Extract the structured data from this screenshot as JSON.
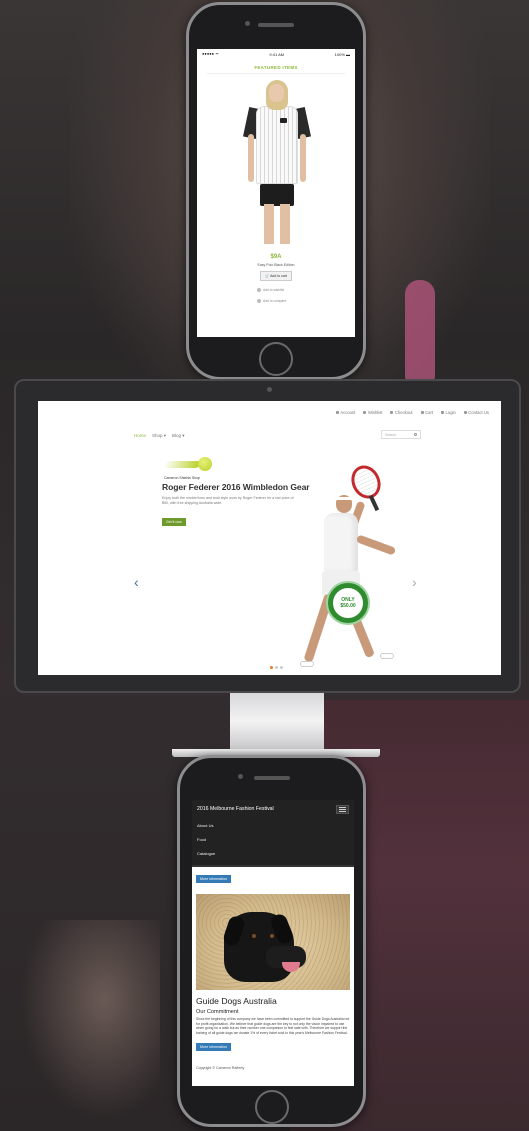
{
  "phone1": {
    "status": {
      "carrier": "●●●●● ᯤ",
      "time": "9:41 AM",
      "battery": "100% ▬"
    },
    "section_title": "FEATURED ITEMS",
    "product": {
      "price": "$9A",
      "name": "Easy Polo Black Edition",
      "add_to_cart": "🛒 Add to cart"
    },
    "links": {
      "wishlist": "Add to wishlist",
      "compare": "Add to compare"
    }
  },
  "desktop": {
    "topbar": [
      "Account",
      "Wishlist",
      "Checkout",
      "Cart",
      "Login",
      "Contact Us"
    ],
    "nav": {
      "home": "Home",
      "shop": "Shop ▾",
      "blog": "Blog ▾"
    },
    "search_placeholder": "Search",
    "hero": {
      "brand": "Cameron Shields Shop",
      "title": "Roger Federer 2016 Wimbledon Gear",
      "description": "Enjoy both the nimble lines and bold style worn by Roger Federer for a low price of $50, with free shipping Australia wide.",
      "button": "Get it now",
      "badge_line1": "ONLY",
      "badge_line2": "$50.00"
    },
    "arrows": {
      "prev": "‹",
      "next": "›"
    },
    "slides": {
      "count": 3,
      "active": 1
    }
  },
  "phone2": {
    "header_title": "2016 Melbourne Fashion Festival",
    "menu": [
      "About Us",
      "Food",
      "Catalogue"
    ],
    "more_info_top": "More information",
    "article": {
      "title": "Guide Dogs Australia",
      "subtitle": "Our Commitment",
      "body": "Since the beginning of this company we have been committed to support the Guide Dogs Australia not for profit organisation. We believe that guide dogs are the key to not only the vision impaired to use when going for a walk but as their number one companion to feel safe with. Therefore we support the training of all guide dogs we donate 1% of every ticket sold to this year's Melbourne Fashion Festival.",
      "more_info": "More information"
    },
    "copyright": "Copyright © Cameron Rafferty"
  }
}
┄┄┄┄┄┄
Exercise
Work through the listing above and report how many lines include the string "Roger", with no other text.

Response
2